## Directions
Each line below with the word "cursor" needs to be copied.

[Excerpted data Boundary: Start]

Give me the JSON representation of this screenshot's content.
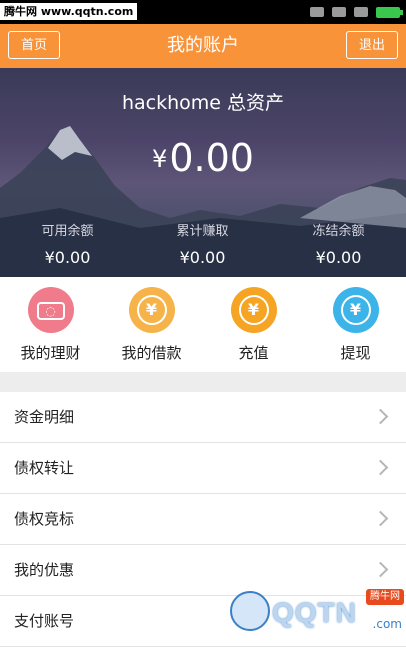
{
  "statusbar": {
    "watermark": "腾牛网 www.qqtn.com"
  },
  "navbar": {
    "home": "首页",
    "title": "我的账户",
    "exit": "退出"
  },
  "hero": {
    "title": "hackhome 总资产",
    "currency": "¥",
    "amount": "0.00",
    "stats": [
      {
        "label": "可用余额",
        "value": "¥0.00"
      },
      {
        "label": "累计赚取",
        "value": "¥0.00"
      },
      {
        "label": "冻结余额",
        "value": "¥0.00"
      }
    ]
  },
  "actions": [
    {
      "label": "我的理财",
      "icon": "wealth-icon",
      "color": "#f07b8a"
    },
    {
      "label": "我的借款",
      "icon": "loan-icon",
      "color": "#f6b34a"
    },
    {
      "label": "充值",
      "icon": "recharge-icon",
      "color": "#f5a423"
    },
    {
      "label": "提现",
      "icon": "withdraw-icon",
      "color": "#3cb4e9"
    }
  ],
  "menu": [
    {
      "label": "资金明细"
    },
    {
      "label": "债权转让"
    },
    {
      "label": "债权竞标"
    },
    {
      "label": "我的优惠"
    },
    {
      "label": "支付账号"
    }
  ],
  "watermark_bottom": {
    "brand": "QQTN",
    "badge": "腾牛网",
    "suffix": ".com"
  },
  "colors": {
    "accent": "#f9933a"
  }
}
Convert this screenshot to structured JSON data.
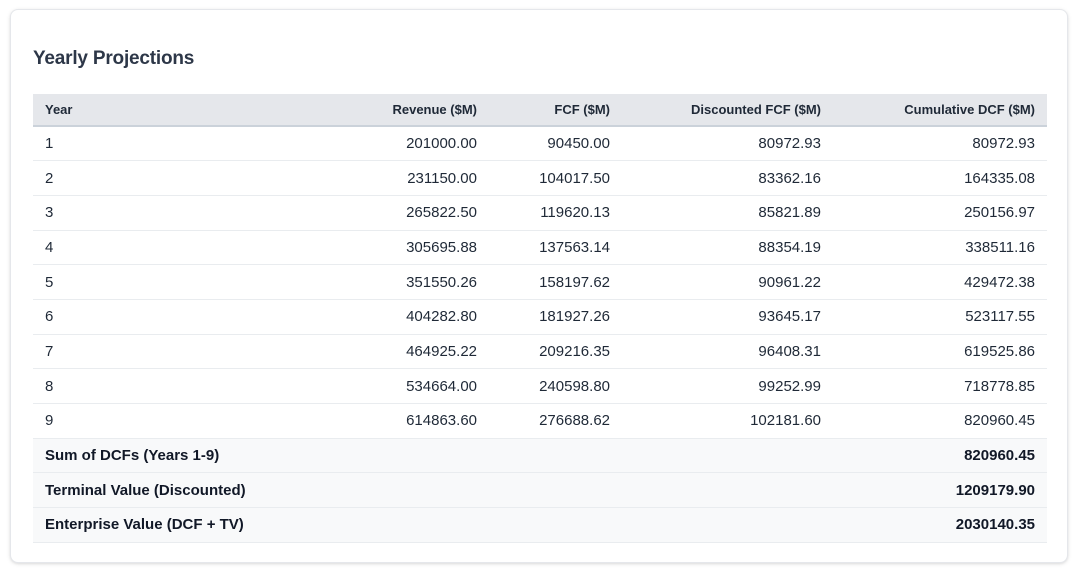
{
  "section": {
    "title": "Yearly Projections"
  },
  "table": {
    "headers": [
      "Year",
      "Revenue ($M)",
      "FCF ($M)",
      "Discounted FCF ($M)",
      "Cumulative DCF ($M)"
    ],
    "rows": [
      [
        "1",
        "201000.00",
        "90450.00",
        "80972.93",
        "80972.93"
      ],
      [
        "2",
        "231150.00",
        "104017.50",
        "83362.16",
        "164335.08"
      ],
      [
        "3",
        "265822.50",
        "119620.13",
        "85821.89",
        "250156.97"
      ],
      [
        "4",
        "305695.88",
        "137563.14",
        "88354.19",
        "338511.16"
      ],
      [
        "5",
        "351550.26",
        "158197.62",
        "90961.22",
        "429472.38"
      ],
      [
        "6",
        "404282.80",
        "181927.26",
        "93645.17",
        "523117.55"
      ],
      [
        "7",
        "464925.22",
        "209216.35",
        "96408.31",
        "619525.86"
      ],
      [
        "8",
        "534664.00",
        "240598.80",
        "99252.99",
        "718778.85"
      ],
      [
        "9",
        "614863.60",
        "276688.62",
        "102181.60",
        "820960.45"
      ]
    ],
    "summary": [
      {
        "label": "Sum of DCFs (Years 1-9)",
        "value": "820960.45"
      },
      {
        "label": "Terminal Value (Discounted)",
        "value": "1209179.90"
      },
      {
        "label": "Enterprise Value (DCF + TV)",
        "value": "2030140.35"
      }
    ]
  }
}
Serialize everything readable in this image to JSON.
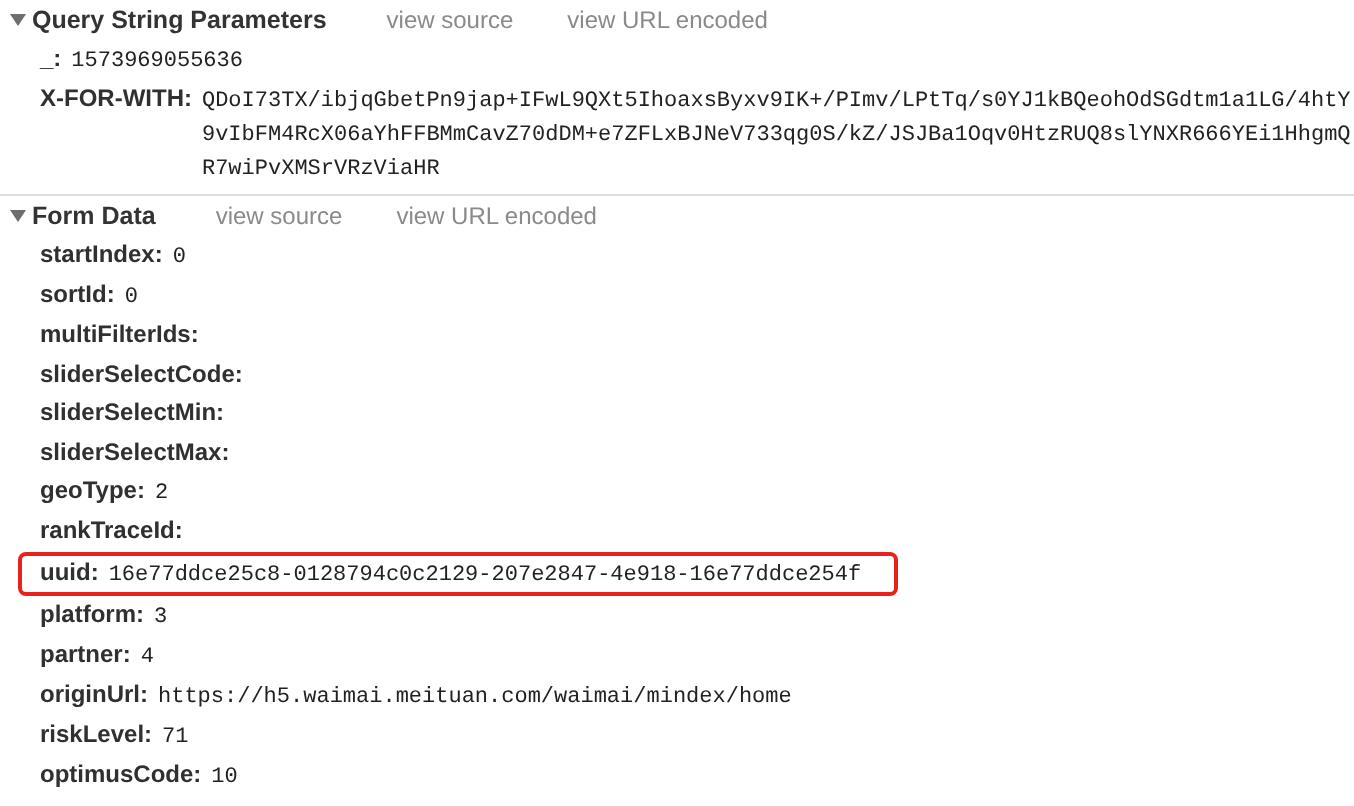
{
  "sections": [
    {
      "title": "Query String Parameters",
      "expanded": true,
      "links": [
        "view source",
        "view URL encoded"
      ],
      "params": [
        {
          "key": "_:",
          "value": "1573969055636",
          "highlighted": false
        },
        {
          "key": "X-FOR-WITH:",
          "value": "QDoI73TX/ibjqGbetPn9jap+IFwL9QXt5IhoaxsByxv9IK+/PImv/LPtTq/s0YJ1kBQeohOdSGdtm1a1LG/4htY9vIbFM4RcX06aYhFFBMmCavZ70dDM+e7ZFLxBJNeV733qg0S/kZ/JSJBa1Oqv0HtzRUQ8slYNXR666YEi1HhgmQR7wiPvXMSrVRzViaHR",
          "highlighted": false
        }
      ]
    },
    {
      "title": "Form Data",
      "expanded": true,
      "links": [
        "view source",
        "view URL encoded"
      ],
      "params": [
        {
          "key": "startIndex:",
          "value": "0",
          "highlighted": false
        },
        {
          "key": "sortId:",
          "value": "0",
          "highlighted": false
        },
        {
          "key": "multiFilterIds:",
          "highlighted": false
        },
        {
          "key": "sliderSelectCode:",
          "highlighted": false
        },
        {
          "key": "sliderSelectMin:",
          "highlighted": false
        },
        {
          "key": "sliderSelectMax:",
          "highlighted": false
        },
        {
          "key": "geoType:",
          "value": "2",
          "highlighted": false
        },
        {
          "key": "rankTraceId:",
          "highlighted": false
        },
        {
          "key": "uuid:",
          "value": "16e77ddce25c8-0128794c0c2129-207e2847-4e918-16e77ddce254f",
          "highlighted": true
        },
        {
          "key": "platform:",
          "value": "3",
          "highlighted": false
        },
        {
          "key": "partner:",
          "value": "4",
          "highlighted": false
        },
        {
          "key": "originUrl:",
          "value": "https://h5.waimai.meituan.com/waimai/mindex/home",
          "highlighted": false
        },
        {
          "key": "riskLevel:",
          "value": "71",
          "highlighted": false
        },
        {
          "key": "optimusCode:",
          "value": "10",
          "highlighted": false
        }
      ]
    }
  ]
}
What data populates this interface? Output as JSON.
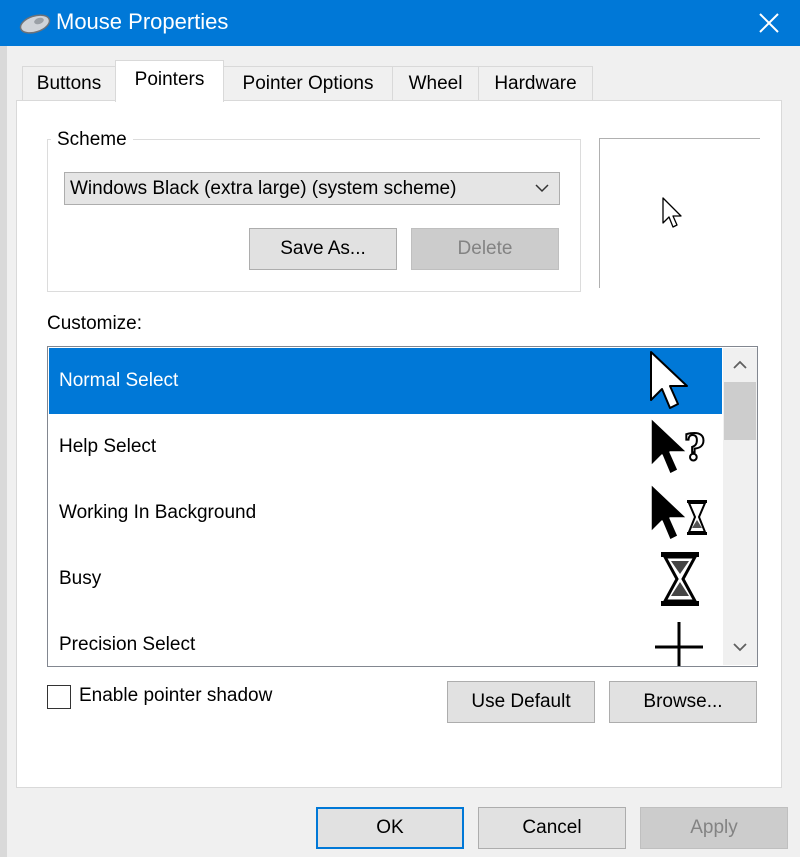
{
  "window": {
    "title": "Mouse Properties"
  },
  "tabs": [
    {
      "label": "Buttons",
      "active": false
    },
    {
      "label": "Pointers",
      "active": true
    },
    {
      "label": "Pointer Options",
      "active": false
    },
    {
      "label": "Wheel",
      "active": false
    },
    {
      "label": "Hardware",
      "active": false
    }
  ],
  "scheme": {
    "group_label": "Scheme",
    "selected": "Windows Black (extra large) (system scheme)",
    "save_as_label": "Save As...",
    "delete_label": "Delete"
  },
  "customize": {
    "label": "Customize:",
    "items": [
      {
        "name": "Normal Select",
        "icon": "arrow-cursor-icon",
        "selected": true
      },
      {
        "name": "Help Select",
        "icon": "help-cursor-icon",
        "selected": false
      },
      {
        "name": "Working In Background",
        "icon": "working-cursor-icon",
        "selected": false
      },
      {
        "name": "Busy",
        "icon": "hourglass-cursor-icon",
        "selected": false
      },
      {
        "name": "Precision Select",
        "icon": "crosshair-cursor-icon",
        "selected": false
      }
    ]
  },
  "shadow": {
    "label": "Enable pointer shadow",
    "checked": false
  },
  "buttons": {
    "use_default": "Use Default",
    "browse": "Browse...",
    "ok": "OK",
    "cancel": "Cancel",
    "apply": "Apply"
  },
  "colors": {
    "accent": "#0078d7",
    "dialog_bg": "#f0f0f0",
    "disabled_text": "#838383"
  }
}
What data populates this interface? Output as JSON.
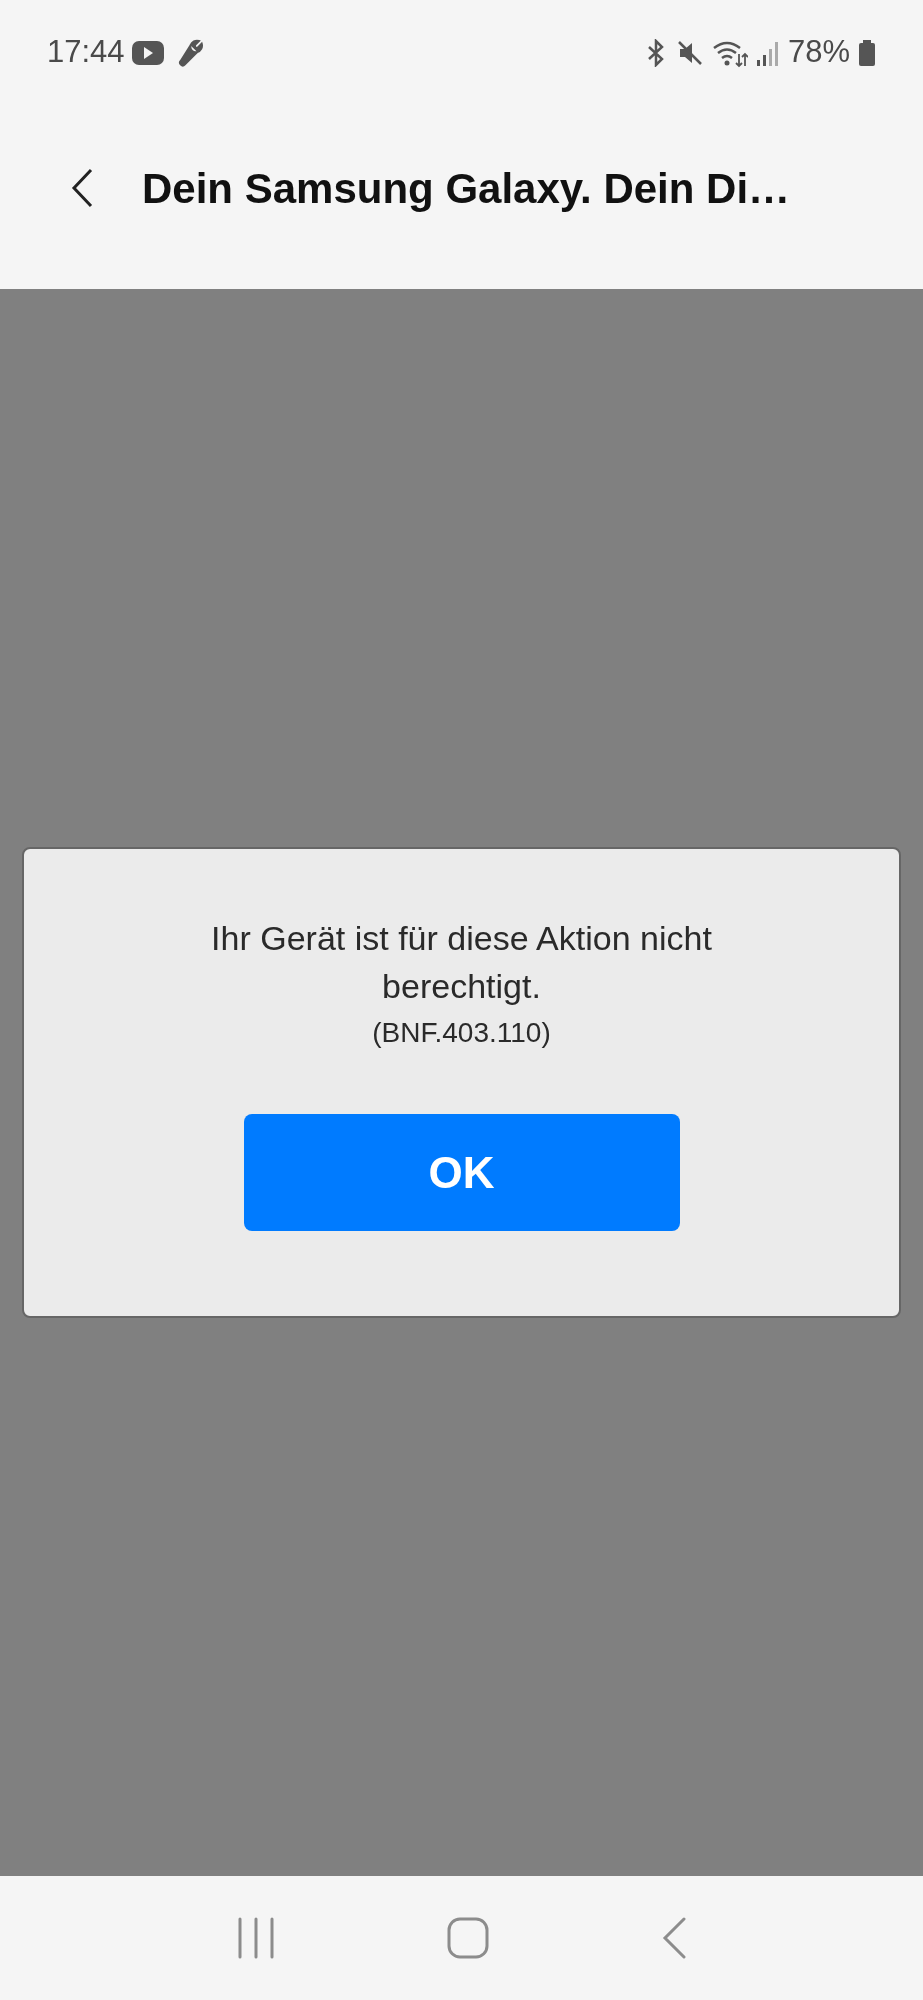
{
  "status_bar": {
    "time": "17:44",
    "battery": "78%"
  },
  "header": {
    "title": "Dein Samsung Galaxy. Dein Di…"
  },
  "dialog": {
    "message": "Ihr Gerät ist für diese Aktion nicht berechtigt.",
    "code": "(BNF.403.110)",
    "button": "OK"
  }
}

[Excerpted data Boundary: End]

## Result of this exercise
        "icon": "arrow-cursor-icon",
        "icon": "help-cursor-icon",
        "icon": "working-cursor-icon",
        "icon": "hourglass-cursor-icon",
        "icon": "crosshair-cursor-icon",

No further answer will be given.